Low Sun Exposure Linked to Childhood AsthmaPublished - Jun 10, 2011
According to a study that was led by researchers from Valencia, Spain, the climate where you live may have a bearing on your child’s risk of developing asthma. This study involved over 45,000 children and teens from nine cities in Spain. They chose cities that varied greatly in climatic conditions: some were warm and sunny, and some were cold and wet. Interestingly, the children who lived in the cold, wet climates were noted to have higher rates of asthma than those who lived in warm, sunny climates. Vitamin D plays a role in protection against asthma 90% of our vitamin D comes from exposing our skin to the sun People with asthma usually have lower levels of vitamin D So, the question then becomes: ‘Since prolonged exposure to the sun has been linked with causing skin cancer, how do I make sure that my child is getting just the right amount?’ Well, the researchers recommend 20 to 30 minutes of sun exposure each day, but not during the hours of noon to 4pm since it puts you at greater risk of getting sunburned.

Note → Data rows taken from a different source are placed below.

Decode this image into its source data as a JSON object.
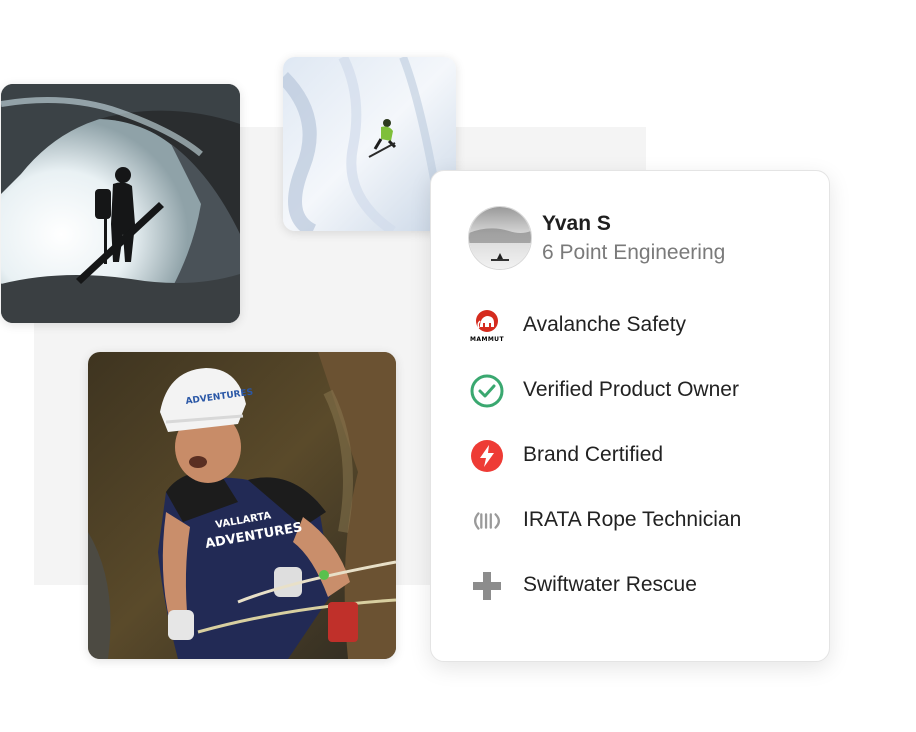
{
  "profile": {
    "name": "Yvan S",
    "company": "6 Point Engineering"
  },
  "badges": [
    {
      "label": "Avalanche Safety",
      "icon": "mammut-logo",
      "color": "#d52b1e",
      "logo_text": "MAMMUT"
    },
    {
      "label": "Verified Product Owner",
      "icon": "check-circle-icon",
      "color": "#3aa870"
    },
    {
      "label": "Brand Certified",
      "icon": "lightning-bolt-icon",
      "color": "#ee3b35"
    },
    {
      "label": "IRATA Rope Technician",
      "icon": "irata-logo",
      "color": "#9a9a9a"
    },
    {
      "label": "Swiftwater Rescue",
      "icon": "plus-icon",
      "color": "#8c8c8c"
    }
  ],
  "photos": [
    {
      "name": "ice-cave-photo",
      "subject": "skier silhouette in ice cave"
    },
    {
      "name": "skiing-photo",
      "subject": "skier descending snowy slope"
    },
    {
      "name": "canyoneering-photo",
      "subject": "rappelling guide in helmet"
    }
  ],
  "climber_photo_text": {
    "helmet": "ADVENTURES",
    "shirt_line1": "VALLARTA",
    "shirt_line2": "ADVENTURES"
  }
}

The researchers also recommend that people who live in cold, wet climates take supplemental vitamin D to make sure reduce the risk of asthma.